Oracle in the cloud… sort of
Today’s keynote at Oracle World mentioned that Oracle’s coming to Amazon’s EC2 cloud.
The bottom line is that you can now get some Oracle products, including the Oracle 11g database software, bundled as AMIs (Amazon machine images) for EC2 — i.e., ready-to-deploy — and you can license these products to run in the cloud. Any sysadmin who has ever personally gone through the pain of trying to install an Oracle database from scratch knows how frustrating it can be; I’m curious how much the task has or hasn’t been simplified by the ready-to-run AMIs.
On the plus side, this is going to address the needs of those companies who simply want to move apps into the cloud, without changing much if anything about their architecture and middleware. And it might make a convenient development and testing platform.

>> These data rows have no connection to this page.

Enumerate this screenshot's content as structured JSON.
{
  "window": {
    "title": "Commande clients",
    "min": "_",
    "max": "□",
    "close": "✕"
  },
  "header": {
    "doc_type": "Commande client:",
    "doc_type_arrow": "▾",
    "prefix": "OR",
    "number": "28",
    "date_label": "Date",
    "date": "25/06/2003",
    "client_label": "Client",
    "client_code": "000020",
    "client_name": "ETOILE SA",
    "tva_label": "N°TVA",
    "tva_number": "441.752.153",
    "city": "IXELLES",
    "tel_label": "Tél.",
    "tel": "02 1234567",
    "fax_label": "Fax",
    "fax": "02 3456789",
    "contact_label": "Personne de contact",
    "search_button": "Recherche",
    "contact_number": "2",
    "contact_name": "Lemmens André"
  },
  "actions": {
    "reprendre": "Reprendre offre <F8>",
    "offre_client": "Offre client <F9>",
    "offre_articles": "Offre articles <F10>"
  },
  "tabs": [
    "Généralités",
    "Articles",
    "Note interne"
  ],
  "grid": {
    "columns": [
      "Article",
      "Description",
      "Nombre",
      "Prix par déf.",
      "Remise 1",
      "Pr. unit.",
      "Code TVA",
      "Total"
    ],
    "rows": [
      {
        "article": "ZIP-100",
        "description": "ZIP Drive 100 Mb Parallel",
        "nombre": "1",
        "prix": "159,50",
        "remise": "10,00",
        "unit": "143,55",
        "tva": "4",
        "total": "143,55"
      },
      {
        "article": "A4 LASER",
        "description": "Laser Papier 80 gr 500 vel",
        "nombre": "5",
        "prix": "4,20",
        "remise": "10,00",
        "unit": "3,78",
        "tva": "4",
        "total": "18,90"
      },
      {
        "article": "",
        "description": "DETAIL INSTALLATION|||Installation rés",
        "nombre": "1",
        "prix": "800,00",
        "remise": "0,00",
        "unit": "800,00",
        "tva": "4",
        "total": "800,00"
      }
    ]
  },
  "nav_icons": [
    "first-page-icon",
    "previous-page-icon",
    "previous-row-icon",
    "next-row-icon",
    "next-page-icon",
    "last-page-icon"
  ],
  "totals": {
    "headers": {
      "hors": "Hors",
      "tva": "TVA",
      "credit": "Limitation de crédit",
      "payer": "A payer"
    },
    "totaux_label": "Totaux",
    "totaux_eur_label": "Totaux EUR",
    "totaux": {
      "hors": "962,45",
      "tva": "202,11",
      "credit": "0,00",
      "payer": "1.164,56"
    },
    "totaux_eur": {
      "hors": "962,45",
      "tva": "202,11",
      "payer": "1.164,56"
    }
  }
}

But simply putting a database on cloud infrastructure doesn’t make it make it a cloud database. Without that crucial distinction, what are the compelling economics or business value-add? It’s cool, but I’m having difficulty thinking of circumstances under which I would tell a client, yes, you should host your production Oracle database on EC2, rather than getting a flexible utility hosting contract with someone like Terremark, AT&T, or Savvis.